Nestled amid the beautiful Cotswolds, this castle was once the home of Katherine Parr, wife of Henry VIII; her body is buried in the castle church. Sudeley also played an important role in the Civil War. Today, the castle is the home of the Dent Brocklehurst family and houses many paintings by Turner, Constable, Van Dyck and Rubens as well as fine furniture. The expansive grounds comprise splendid gardens, an adventure playground, picnic area and a wildfowl sanctuary. An audio tour of the castle is available and there is an exhibition center and restaurant. Wheelchair access is applicable only in certain areas, so do inquire before vising the castle.
Built between 1618 and 1635 by Sir Thomas Holte, this fine Jacobean mansion is one of Birmingham's crown jewels. The house was used to harbor King Charles I for a short time during the Civil War, and the Great Stairs still bear scars left behind by cannon fire. Although changes were made to the Hall during the 17th and 18th Centuries, it remains largely Jacobean in style. Today, Aston Hall serves as an educational working museum and it has its own schools' liaison team. Over 20 rooms have been opened to the public, and it also hosts magical candle-lit guided tours every December. Managed by the Birmingham Museums Trust, Aston Hall shelters decadent rooms ornamented with splendid furniture, textiles and metalwork. It is also embellished with a spectacular elongated gallery. Skirted by a verdant, rolling park, this gargantuan, red-brick mansion is a magnificent remnant of the 17th-century regality.

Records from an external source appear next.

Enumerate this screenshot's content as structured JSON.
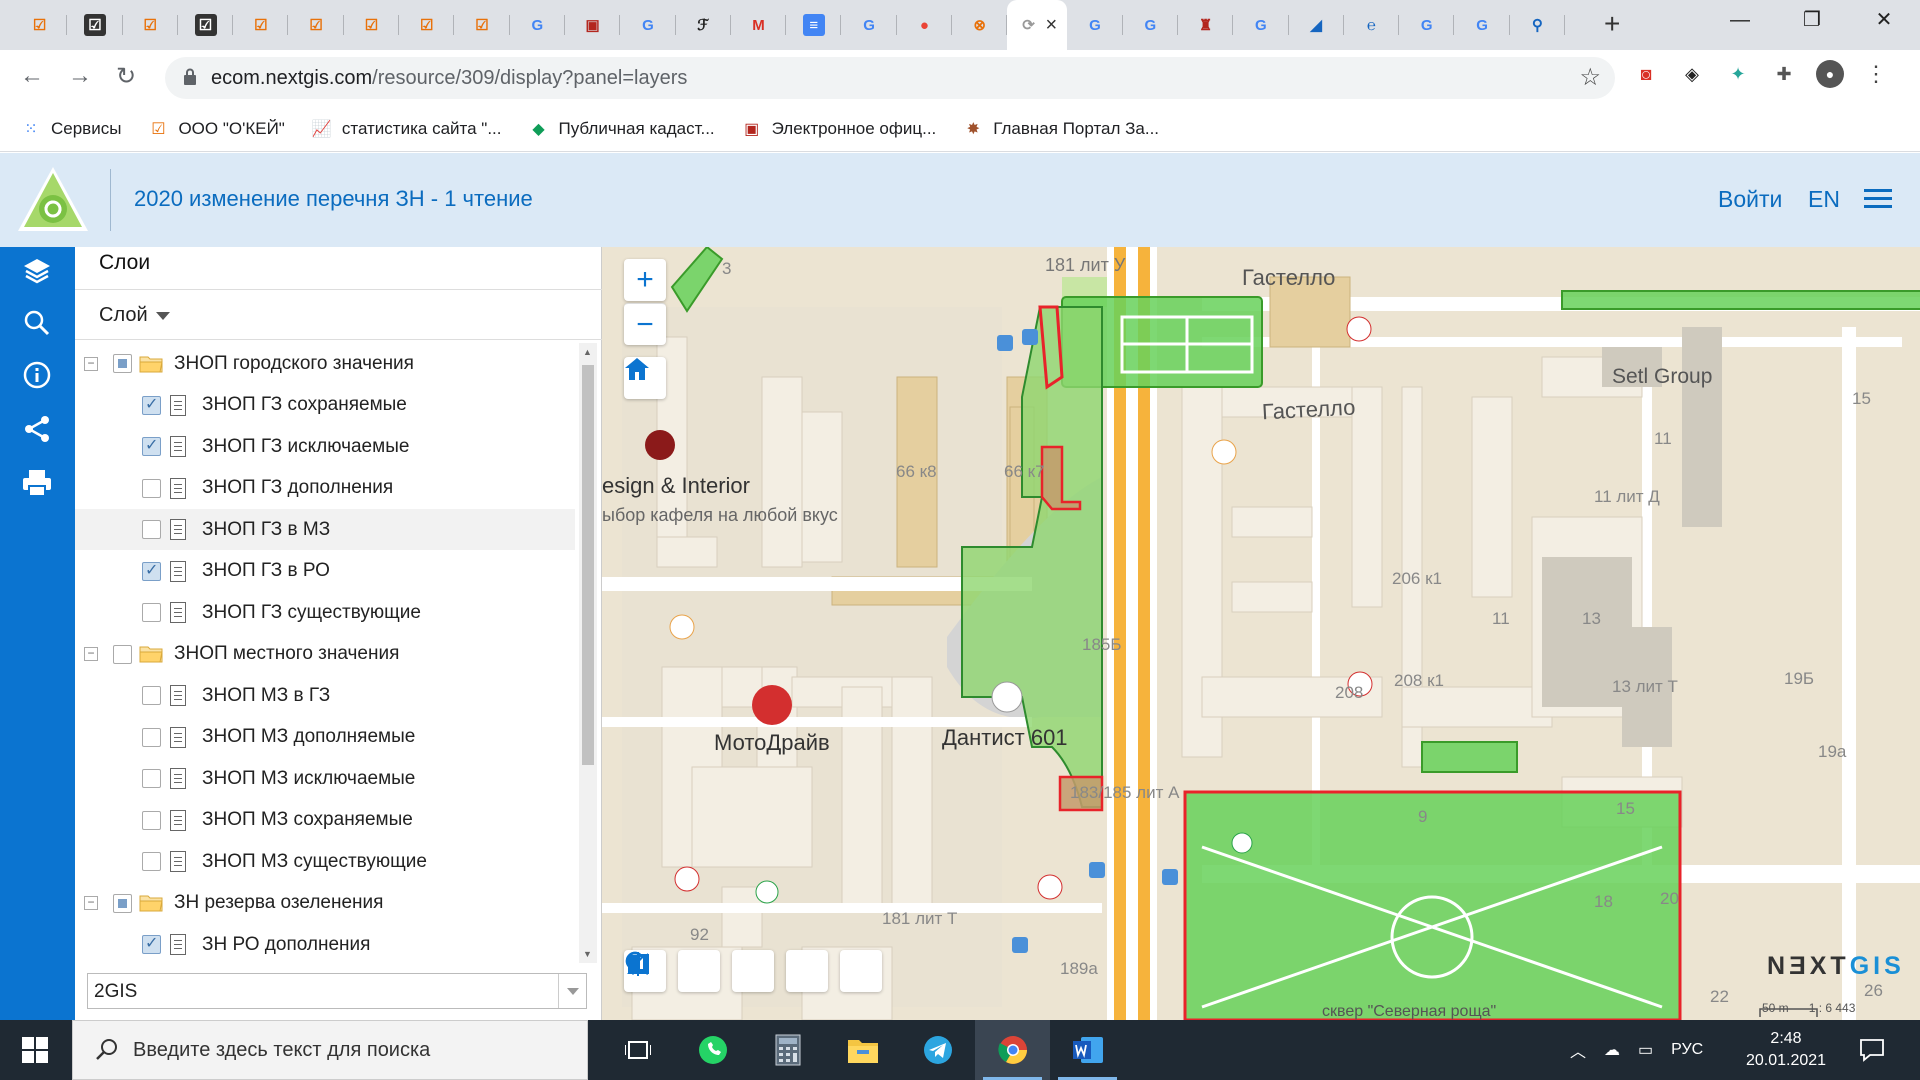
{
  "browser": {
    "tabs": [
      {
        "icon": "checkbox-icon",
        "glyph": "☑",
        "color": "#e8710a",
        "bg": "transparent"
      },
      {
        "icon": "checkbox-dark-icon",
        "glyph": "☑",
        "color": "#fff",
        "bg": "#333"
      },
      {
        "icon": "checkbox-icon",
        "glyph": "☑",
        "color": "#e8710a",
        "bg": "transparent"
      },
      {
        "icon": "checkbox-dark-icon",
        "glyph": "☑",
        "color": "#fff",
        "bg": "#333"
      },
      {
        "icon": "checkbox-icon",
        "glyph": "☑",
        "color": "#e8710a",
        "bg": "transparent"
      },
      {
        "icon": "checkbox-icon",
        "glyph": "☑",
        "color": "#e8710a",
        "bg": "transparent"
      },
      {
        "icon": "checkbox-icon",
        "glyph": "☑",
        "color": "#e8710a",
        "bg": "transparent"
      },
      {
        "icon": "checkbox-icon",
        "glyph": "☑",
        "color": "#e8710a",
        "bg": "transparent"
      },
      {
        "icon": "checkbox-icon",
        "glyph": "☑",
        "color": "#e8710a",
        "bg": "transparent"
      },
      {
        "icon": "google-icon",
        "glyph": "G",
        "color": "#4285f4",
        "bg": "transparent"
      },
      {
        "icon": "coat-of-arms-icon",
        "glyph": "▣",
        "color": "#b3261e",
        "bg": "transparent"
      },
      {
        "icon": "google-icon",
        "glyph": "G",
        "color": "#4285f4",
        "bg": "transparent"
      },
      {
        "icon": "script-icon",
        "glyph": "ℱ",
        "color": "#222",
        "bg": "transparent"
      },
      {
        "icon": "gmail-icon",
        "glyph": "M",
        "color": "#d93025",
        "bg": "transparent"
      },
      {
        "icon": "docs-icon",
        "glyph": "≡",
        "color": "#fff",
        "bg": "#4285f4"
      },
      {
        "icon": "google-icon",
        "glyph": "G",
        "color": "#4285f4",
        "bg": "transparent"
      },
      {
        "icon": "maps-pin-icon",
        "glyph": "●",
        "color": "#ea4335",
        "bg": "transparent"
      },
      {
        "icon": "circle-logo-icon",
        "glyph": "⊗",
        "color": "#e8710a",
        "bg": "transparent"
      },
      {
        "icon": "active-tab-icon",
        "glyph": "⟳",
        "color": "#999",
        "bg": "transparent",
        "active": true
      },
      {
        "icon": "google-icon",
        "glyph": "G",
        "color": "#4285f4",
        "bg": "transparent"
      },
      {
        "icon": "google-icon",
        "glyph": "G",
        "color": "#4285f4",
        "bg": "transparent"
      },
      {
        "icon": "emblem-icon",
        "glyph": "♜",
        "color": "#b3261e",
        "bg": "transparent"
      },
      {
        "icon": "google-icon",
        "glyph": "G",
        "color": "#4285f4",
        "bg": "transparent"
      },
      {
        "icon": "chart-icon",
        "glyph": "◢",
        "color": "#1565c0",
        "bg": "transparent"
      },
      {
        "icon": "edge-icon",
        "glyph": "℮",
        "color": "#1565c0",
        "bg": "transparent"
      },
      {
        "icon": "google-icon",
        "glyph": "G",
        "color": "#4285f4",
        "bg": "transparent"
      },
      {
        "icon": "google-icon",
        "glyph": "G",
        "color": "#4285f4",
        "bg": "transparent"
      },
      {
        "icon": "magnifier-icon",
        "glyph": "⚲",
        "color": "#1565c0",
        "bg": "transparent"
      }
    ],
    "new_tab": "+",
    "window_controls": [
      "—",
      "❐",
      "✕"
    ],
    "url_host": "ecom.nextgis.com",
    "url_path": "/resource/309/display?panel=layers",
    "bookmarks": [
      {
        "icon": "apps-grid-icon",
        "glyph": "⁙",
        "color": "#4285f4",
        "label": "Сервисы"
      },
      {
        "icon": "checkbox-icon",
        "glyph": "☑",
        "color": "#e8710a",
        "label": "ООО \"О'КЕЙ\""
      },
      {
        "icon": "stats-icon",
        "glyph": "📈",
        "color": "#d93025",
        "label": "статистика сайта \"..."
      },
      {
        "icon": "cadastre-icon",
        "glyph": "◆",
        "color": "#0f9d58",
        "label": "Публичная кадаст..."
      },
      {
        "icon": "coat-of-arms-icon",
        "glyph": "▣",
        "color": "#b3261e",
        "label": "Электронное офиц..."
      },
      {
        "icon": "eagle-icon",
        "glyph": "✸",
        "color": "#a0522d",
        "label": "Главная Портал За..."
      }
    ]
  },
  "app": {
    "title": "2020 изменение перечня ЗН - 1 чтение",
    "login": "Войти",
    "lang": "EN"
  },
  "panel": {
    "title": "Слои",
    "column": "Слой",
    "rows": [
      {
        "level": 0,
        "type": "folder",
        "state": "part",
        "label": "ЗНОП городского значения"
      },
      {
        "level": 1,
        "type": "layer",
        "state": "on",
        "label": "ЗНОП ГЗ сохраняемые"
      },
      {
        "level": 1,
        "type": "layer",
        "state": "on",
        "label": "ЗНОП ГЗ исключаемые"
      },
      {
        "level": 1,
        "type": "layer",
        "state": "off",
        "label": "ЗНОП ГЗ дополнения"
      },
      {
        "level": 1,
        "type": "layer",
        "state": "off",
        "label": "ЗНОП ГЗ в МЗ",
        "hl": true
      },
      {
        "level": 1,
        "type": "layer",
        "state": "on",
        "label": "ЗНОП ГЗ в РО"
      },
      {
        "level": 1,
        "type": "layer",
        "state": "off",
        "label": "ЗНОП ГЗ существующие"
      },
      {
        "level": 0,
        "type": "folder",
        "state": "off",
        "label": "ЗНОП местного значения"
      },
      {
        "level": 1,
        "type": "layer",
        "state": "off",
        "label": "ЗНОП МЗ в ГЗ"
      },
      {
        "level": 1,
        "type": "layer",
        "state": "off",
        "label": "ЗНОП МЗ дополняемые"
      },
      {
        "level": 1,
        "type": "layer",
        "state": "off",
        "label": "ЗНОП МЗ исключаемые"
      },
      {
        "level": 1,
        "type": "layer",
        "state": "off",
        "label": "ЗНОП МЗ сохраняемые"
      },
      {
        "level": 1,
        "type": "layer",
        "state": "off",
        "label": "ЗНОП МЗ существующие"
      },
      {
        "level": 0,
        "type": "folder",
        "state": "part",
        "label": "ЗН резерва озеленения"
      },
      {
        "level": 1,
        "type": "layer",
        "state": "on",
        "label": "ЗН РО дополнения"
      }
    ],
    "basemap": "2GIS"
  },
  "map": {
    "labels": {
      "gastello1": "Гастелло",
      "gastello2": "Гастелло",
      "setl": "Setl Group",
      "design": "esign & Interior",
      "kafel": "ыбор кафеля на любой вкус",
      "motodrive": "МотоДрайв",
      "dantist": "Дантист 601",
      "h181u": "181 лит У",
      "h66k8": "66 к8",
      "h66k7": "66 к7",
      "h185b": "185Б",
      "h183": "183/185 лит А",
      "h181t": "181 лит Т",
      "h92": "92",
      "h189a": "189а",
      "h11": "11",
      "h11d": "11 лит Д",
      "h206": "206 к1",
      "h208k": "208 к1",
      "h208": "208",
      "h11b": "11",
      "h13": "13",
      "h13t": "13 лит Т",
      "h19b": "19Б",
      "h19a": "19а",
      "h9": "9",
      "h15": "15",
      "h15b": "15",
      "h18": "18",
      "h20": "20",
      "h22": "22",
      "h26": "26",
      "h3": "3",
      "square": "сквер \"Северная роща\""
    },
    "zoom_in": "+",
    "zoom_out": "−",
    "brand_a": "N",
    "brand_b": "Ǝ",
    "brand_c": "XT",
    "brand_d": "GIS",
    "scale_label": "50 m",
    "scale_ratio": "1 : 6 443"
  },
  "taskbar": {
    "search_placeholder": "Введите здесь текст для поиска",
    "lang": "РУС",
    "time": "2:48",
    "date": "20.01.2021"
  }
}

This unique house was built for residential purposes in 1878 by George Alfred Haden Haden-Best. The house is located along with the previously constructed Haden Hall in a 55 acre (22.26 hectares) estate and was bought over for public subscription. The estate is now used as a park for the public and the Haden Hill House has been converted into a small museum. This museum attracts a large amount of visitors with its list of programs and activities for all ages. The house is designed in a Victorian style and houses many Victorian objects. The museum has special services to aid school visits and holds many interesting activities for school children. The Oak House inside the house is also rented out for private events, most prominently weddings. This glorious house is a much-loved place to visit in the locality.

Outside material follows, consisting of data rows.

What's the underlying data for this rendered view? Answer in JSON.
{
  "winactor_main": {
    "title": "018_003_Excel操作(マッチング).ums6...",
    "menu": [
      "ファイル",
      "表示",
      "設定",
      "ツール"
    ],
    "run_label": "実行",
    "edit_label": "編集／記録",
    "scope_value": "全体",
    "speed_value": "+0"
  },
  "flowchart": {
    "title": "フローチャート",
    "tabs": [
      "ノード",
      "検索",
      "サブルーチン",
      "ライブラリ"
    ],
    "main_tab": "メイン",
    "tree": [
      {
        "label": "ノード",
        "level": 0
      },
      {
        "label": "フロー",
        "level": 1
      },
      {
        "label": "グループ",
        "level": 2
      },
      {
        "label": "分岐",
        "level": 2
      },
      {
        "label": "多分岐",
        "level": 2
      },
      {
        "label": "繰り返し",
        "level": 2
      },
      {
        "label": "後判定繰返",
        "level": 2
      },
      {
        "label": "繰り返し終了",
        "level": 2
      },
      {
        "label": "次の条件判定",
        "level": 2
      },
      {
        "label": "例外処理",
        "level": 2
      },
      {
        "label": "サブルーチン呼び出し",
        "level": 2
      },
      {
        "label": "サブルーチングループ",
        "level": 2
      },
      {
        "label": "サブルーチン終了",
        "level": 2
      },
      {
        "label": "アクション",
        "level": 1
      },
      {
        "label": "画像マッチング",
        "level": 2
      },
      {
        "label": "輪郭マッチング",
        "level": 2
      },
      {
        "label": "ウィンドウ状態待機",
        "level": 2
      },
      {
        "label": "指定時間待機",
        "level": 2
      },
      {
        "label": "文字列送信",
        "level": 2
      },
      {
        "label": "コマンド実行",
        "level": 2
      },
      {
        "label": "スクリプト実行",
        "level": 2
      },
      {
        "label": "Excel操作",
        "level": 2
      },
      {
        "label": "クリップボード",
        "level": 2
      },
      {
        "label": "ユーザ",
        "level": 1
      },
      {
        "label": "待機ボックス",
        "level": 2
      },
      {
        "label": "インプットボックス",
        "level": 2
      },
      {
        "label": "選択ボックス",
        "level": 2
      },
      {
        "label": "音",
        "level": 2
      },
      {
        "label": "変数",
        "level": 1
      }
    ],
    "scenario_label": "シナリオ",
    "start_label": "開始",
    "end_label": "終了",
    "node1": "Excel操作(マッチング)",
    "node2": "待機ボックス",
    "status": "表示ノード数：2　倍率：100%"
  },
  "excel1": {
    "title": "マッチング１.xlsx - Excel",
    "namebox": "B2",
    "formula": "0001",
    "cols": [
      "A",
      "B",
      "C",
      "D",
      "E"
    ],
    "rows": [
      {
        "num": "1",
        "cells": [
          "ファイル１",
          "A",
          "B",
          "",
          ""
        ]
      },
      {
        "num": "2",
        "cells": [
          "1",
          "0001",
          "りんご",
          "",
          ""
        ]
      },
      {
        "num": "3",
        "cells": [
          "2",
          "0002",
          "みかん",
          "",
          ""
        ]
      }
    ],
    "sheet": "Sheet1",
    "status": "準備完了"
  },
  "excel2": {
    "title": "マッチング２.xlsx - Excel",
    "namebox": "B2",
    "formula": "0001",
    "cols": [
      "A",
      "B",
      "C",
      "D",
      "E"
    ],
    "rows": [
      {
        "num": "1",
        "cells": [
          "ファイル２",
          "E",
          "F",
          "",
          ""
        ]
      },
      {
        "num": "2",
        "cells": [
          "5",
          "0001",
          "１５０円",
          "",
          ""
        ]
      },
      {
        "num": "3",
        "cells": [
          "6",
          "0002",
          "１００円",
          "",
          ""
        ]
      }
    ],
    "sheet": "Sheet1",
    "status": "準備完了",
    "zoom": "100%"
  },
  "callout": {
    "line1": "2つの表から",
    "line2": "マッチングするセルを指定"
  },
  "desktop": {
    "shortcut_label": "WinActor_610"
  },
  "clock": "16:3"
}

Cheltenham rose to fame as a spa town, after it was visited by King George III and Queen Charlotte when mineral waters were discovered at this site. After a few years, a local landowner Joseph Pitt constructed the Pittville Pump Room which served as the largest spa building of the town. Built on the lines of a Greek temple, this archaic edifice houses the original pump comprising marble and scagliola. The stunning Regency architecture of the building, along with its tastefully decorated interiors make it a pride of the town. The Pittville Pump Room is managed by the town council who have transformed this place into a heritage site and a thriving events center. The venue is buzzing with private and corporate events all year round. The Pittville Pump Room is also a venue for the Cheltenham Folk and Music festivals.